Dataset rows for apps and sites

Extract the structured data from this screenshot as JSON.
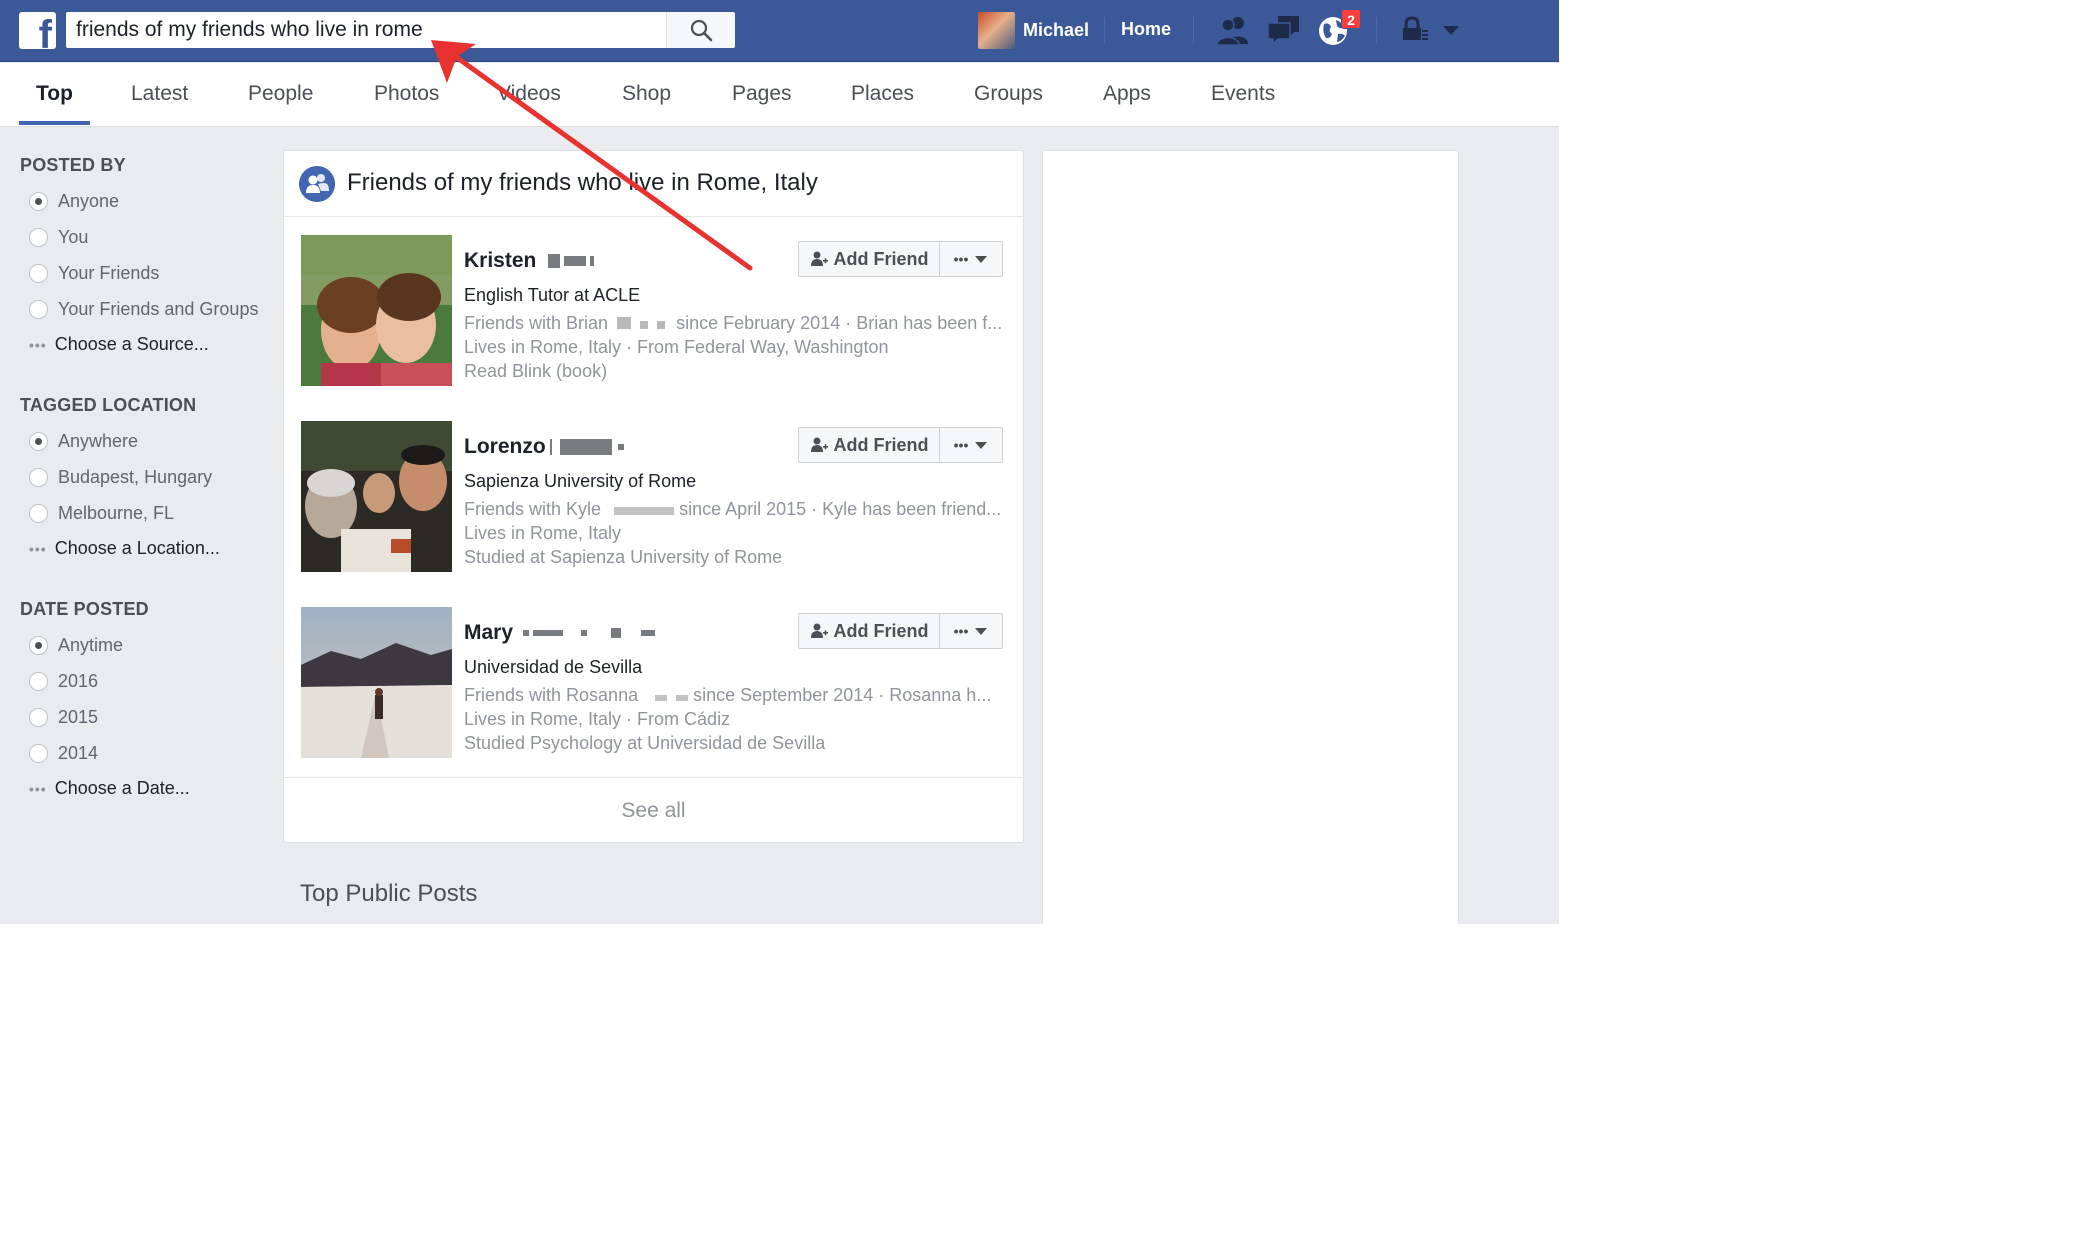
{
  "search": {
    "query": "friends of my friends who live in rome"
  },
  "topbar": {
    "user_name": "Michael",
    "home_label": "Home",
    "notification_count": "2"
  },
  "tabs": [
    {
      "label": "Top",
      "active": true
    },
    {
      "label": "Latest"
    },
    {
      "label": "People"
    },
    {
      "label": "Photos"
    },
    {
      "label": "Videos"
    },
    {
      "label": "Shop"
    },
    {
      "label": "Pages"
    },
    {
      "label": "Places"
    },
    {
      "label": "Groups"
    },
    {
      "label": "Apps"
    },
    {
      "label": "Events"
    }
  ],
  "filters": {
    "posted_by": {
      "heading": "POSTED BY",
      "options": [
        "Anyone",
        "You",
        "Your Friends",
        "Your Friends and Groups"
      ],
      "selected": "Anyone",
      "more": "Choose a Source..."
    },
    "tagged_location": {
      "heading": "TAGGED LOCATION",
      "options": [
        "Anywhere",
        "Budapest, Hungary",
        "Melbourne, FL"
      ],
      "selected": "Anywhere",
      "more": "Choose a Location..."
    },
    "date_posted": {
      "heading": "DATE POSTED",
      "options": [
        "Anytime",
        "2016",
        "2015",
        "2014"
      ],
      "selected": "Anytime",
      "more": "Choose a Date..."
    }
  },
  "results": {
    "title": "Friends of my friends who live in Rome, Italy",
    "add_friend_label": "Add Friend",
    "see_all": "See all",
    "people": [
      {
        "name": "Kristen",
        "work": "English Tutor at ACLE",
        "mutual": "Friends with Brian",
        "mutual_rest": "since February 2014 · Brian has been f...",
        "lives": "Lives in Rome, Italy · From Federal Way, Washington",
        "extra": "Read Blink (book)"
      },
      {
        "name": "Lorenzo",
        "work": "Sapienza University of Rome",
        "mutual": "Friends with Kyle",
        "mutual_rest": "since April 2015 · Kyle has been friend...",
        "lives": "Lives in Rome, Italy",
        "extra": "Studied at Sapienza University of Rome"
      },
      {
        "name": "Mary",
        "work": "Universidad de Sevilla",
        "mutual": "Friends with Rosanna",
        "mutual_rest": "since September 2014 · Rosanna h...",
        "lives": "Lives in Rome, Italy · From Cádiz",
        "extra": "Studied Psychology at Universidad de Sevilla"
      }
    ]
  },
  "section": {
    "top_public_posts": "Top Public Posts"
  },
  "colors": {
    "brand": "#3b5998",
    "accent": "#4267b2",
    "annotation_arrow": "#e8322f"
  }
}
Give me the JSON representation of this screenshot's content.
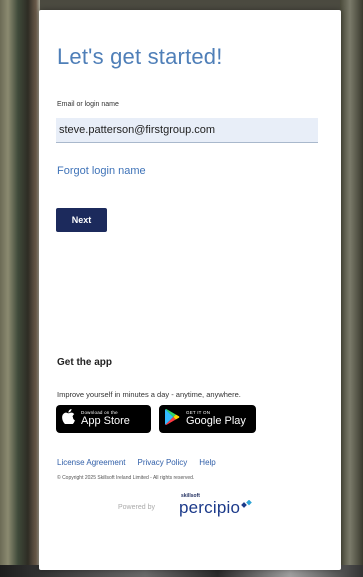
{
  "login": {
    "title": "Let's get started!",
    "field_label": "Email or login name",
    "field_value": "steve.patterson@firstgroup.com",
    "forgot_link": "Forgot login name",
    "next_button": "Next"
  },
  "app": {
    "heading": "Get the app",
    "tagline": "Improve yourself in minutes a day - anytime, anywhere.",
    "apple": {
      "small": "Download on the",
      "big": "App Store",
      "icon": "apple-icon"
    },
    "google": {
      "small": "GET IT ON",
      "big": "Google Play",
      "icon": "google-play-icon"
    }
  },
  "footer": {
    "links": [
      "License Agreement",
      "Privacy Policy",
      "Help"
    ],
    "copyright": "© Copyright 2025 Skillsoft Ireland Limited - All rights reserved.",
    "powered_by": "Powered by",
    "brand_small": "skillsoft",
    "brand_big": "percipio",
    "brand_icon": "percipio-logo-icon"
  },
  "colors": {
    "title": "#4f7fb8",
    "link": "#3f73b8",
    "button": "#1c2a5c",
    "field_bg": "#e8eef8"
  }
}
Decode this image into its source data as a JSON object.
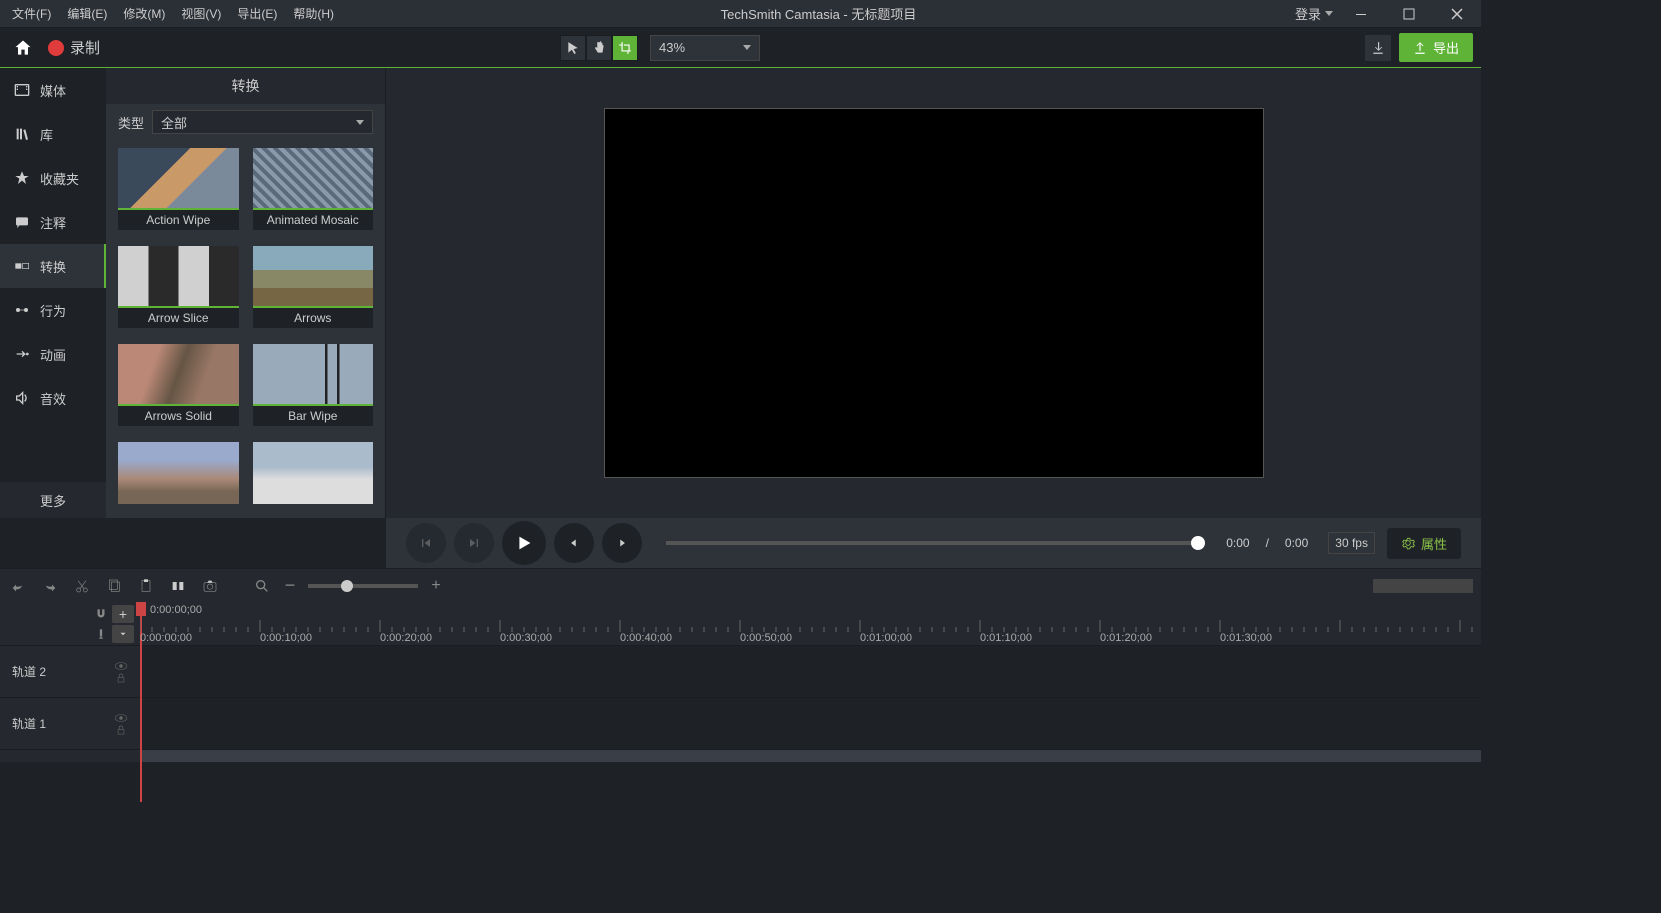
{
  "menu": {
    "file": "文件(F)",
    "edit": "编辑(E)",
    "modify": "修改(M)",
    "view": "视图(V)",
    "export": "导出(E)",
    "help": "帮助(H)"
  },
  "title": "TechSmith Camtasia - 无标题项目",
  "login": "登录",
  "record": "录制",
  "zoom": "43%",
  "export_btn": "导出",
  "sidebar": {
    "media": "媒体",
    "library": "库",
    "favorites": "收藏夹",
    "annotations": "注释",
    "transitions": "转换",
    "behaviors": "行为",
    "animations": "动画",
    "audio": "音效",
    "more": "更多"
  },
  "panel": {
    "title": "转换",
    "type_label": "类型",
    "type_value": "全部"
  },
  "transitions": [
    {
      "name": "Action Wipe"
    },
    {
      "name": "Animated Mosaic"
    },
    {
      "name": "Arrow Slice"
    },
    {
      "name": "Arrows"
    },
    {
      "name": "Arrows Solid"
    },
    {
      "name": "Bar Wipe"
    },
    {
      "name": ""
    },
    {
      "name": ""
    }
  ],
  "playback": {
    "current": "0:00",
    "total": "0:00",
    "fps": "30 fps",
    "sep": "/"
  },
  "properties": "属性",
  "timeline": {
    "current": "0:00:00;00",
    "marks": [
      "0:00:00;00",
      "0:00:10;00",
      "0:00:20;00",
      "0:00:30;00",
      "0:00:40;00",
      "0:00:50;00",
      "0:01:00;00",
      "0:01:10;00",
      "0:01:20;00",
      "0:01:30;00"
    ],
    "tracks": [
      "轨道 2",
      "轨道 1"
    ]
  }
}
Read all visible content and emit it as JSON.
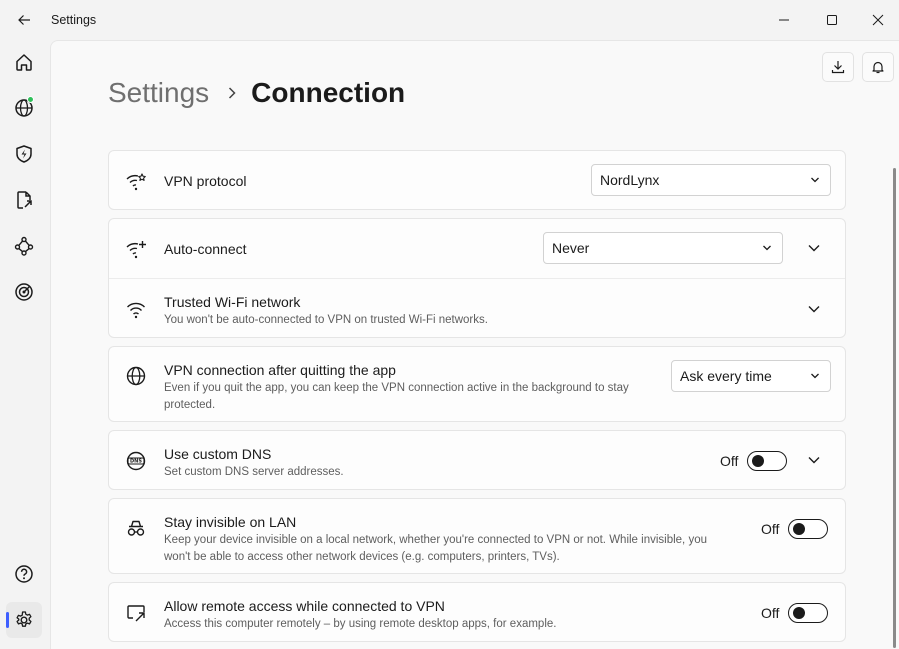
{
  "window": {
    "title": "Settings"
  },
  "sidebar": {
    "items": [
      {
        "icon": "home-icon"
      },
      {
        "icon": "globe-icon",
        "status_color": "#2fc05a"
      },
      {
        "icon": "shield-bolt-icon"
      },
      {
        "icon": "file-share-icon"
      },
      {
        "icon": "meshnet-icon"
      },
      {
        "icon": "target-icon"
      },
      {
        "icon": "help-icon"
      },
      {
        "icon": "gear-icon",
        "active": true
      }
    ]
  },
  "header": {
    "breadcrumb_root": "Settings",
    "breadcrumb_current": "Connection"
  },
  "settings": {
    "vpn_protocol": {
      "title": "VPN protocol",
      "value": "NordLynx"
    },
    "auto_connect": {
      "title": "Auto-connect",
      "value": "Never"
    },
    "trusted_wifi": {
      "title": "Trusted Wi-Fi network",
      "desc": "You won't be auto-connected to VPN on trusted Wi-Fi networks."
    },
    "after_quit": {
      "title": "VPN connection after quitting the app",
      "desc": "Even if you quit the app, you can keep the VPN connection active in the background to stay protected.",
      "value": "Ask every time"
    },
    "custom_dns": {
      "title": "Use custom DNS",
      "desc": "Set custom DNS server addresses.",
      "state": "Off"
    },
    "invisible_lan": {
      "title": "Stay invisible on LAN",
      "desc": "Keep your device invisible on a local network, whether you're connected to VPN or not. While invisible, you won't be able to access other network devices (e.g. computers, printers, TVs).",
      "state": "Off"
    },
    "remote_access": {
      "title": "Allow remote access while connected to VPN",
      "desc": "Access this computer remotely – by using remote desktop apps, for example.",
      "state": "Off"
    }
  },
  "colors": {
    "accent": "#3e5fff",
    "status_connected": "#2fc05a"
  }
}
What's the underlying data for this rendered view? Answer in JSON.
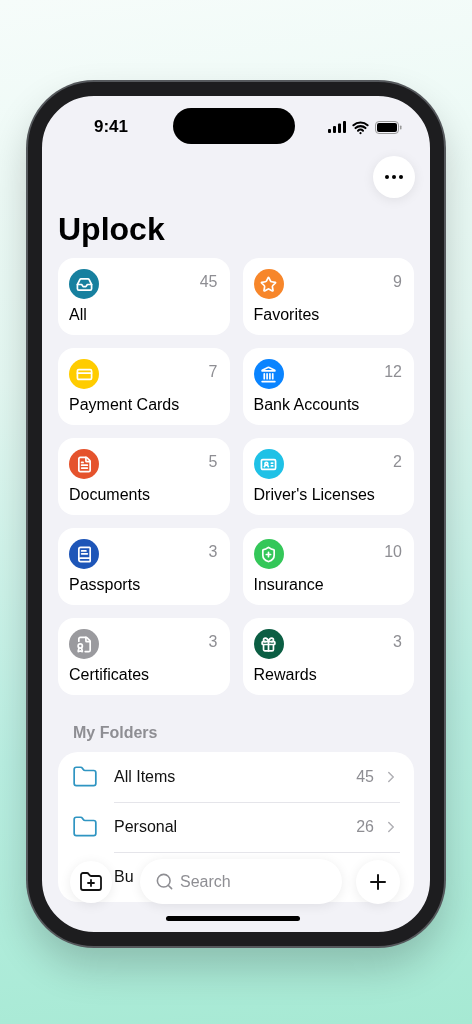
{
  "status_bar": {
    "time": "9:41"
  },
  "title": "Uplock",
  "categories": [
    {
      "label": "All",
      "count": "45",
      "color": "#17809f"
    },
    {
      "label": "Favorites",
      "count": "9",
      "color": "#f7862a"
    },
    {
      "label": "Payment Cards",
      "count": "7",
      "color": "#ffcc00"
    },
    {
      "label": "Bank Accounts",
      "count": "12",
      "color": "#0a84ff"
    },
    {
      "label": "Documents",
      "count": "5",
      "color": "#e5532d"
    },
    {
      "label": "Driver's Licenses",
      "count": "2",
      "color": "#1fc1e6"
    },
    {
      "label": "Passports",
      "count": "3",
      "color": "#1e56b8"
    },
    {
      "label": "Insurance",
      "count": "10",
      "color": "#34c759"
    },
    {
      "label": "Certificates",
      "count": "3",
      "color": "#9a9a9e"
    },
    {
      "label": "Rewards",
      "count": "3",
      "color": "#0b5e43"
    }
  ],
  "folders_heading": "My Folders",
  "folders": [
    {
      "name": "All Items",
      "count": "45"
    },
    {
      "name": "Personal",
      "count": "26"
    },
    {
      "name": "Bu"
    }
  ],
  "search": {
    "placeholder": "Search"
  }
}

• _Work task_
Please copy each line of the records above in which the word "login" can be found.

• _Task output_
  "login": {
    "field_label": "Email or login name",
    "forgot_link": "Forgot login name",
  "login": "登录",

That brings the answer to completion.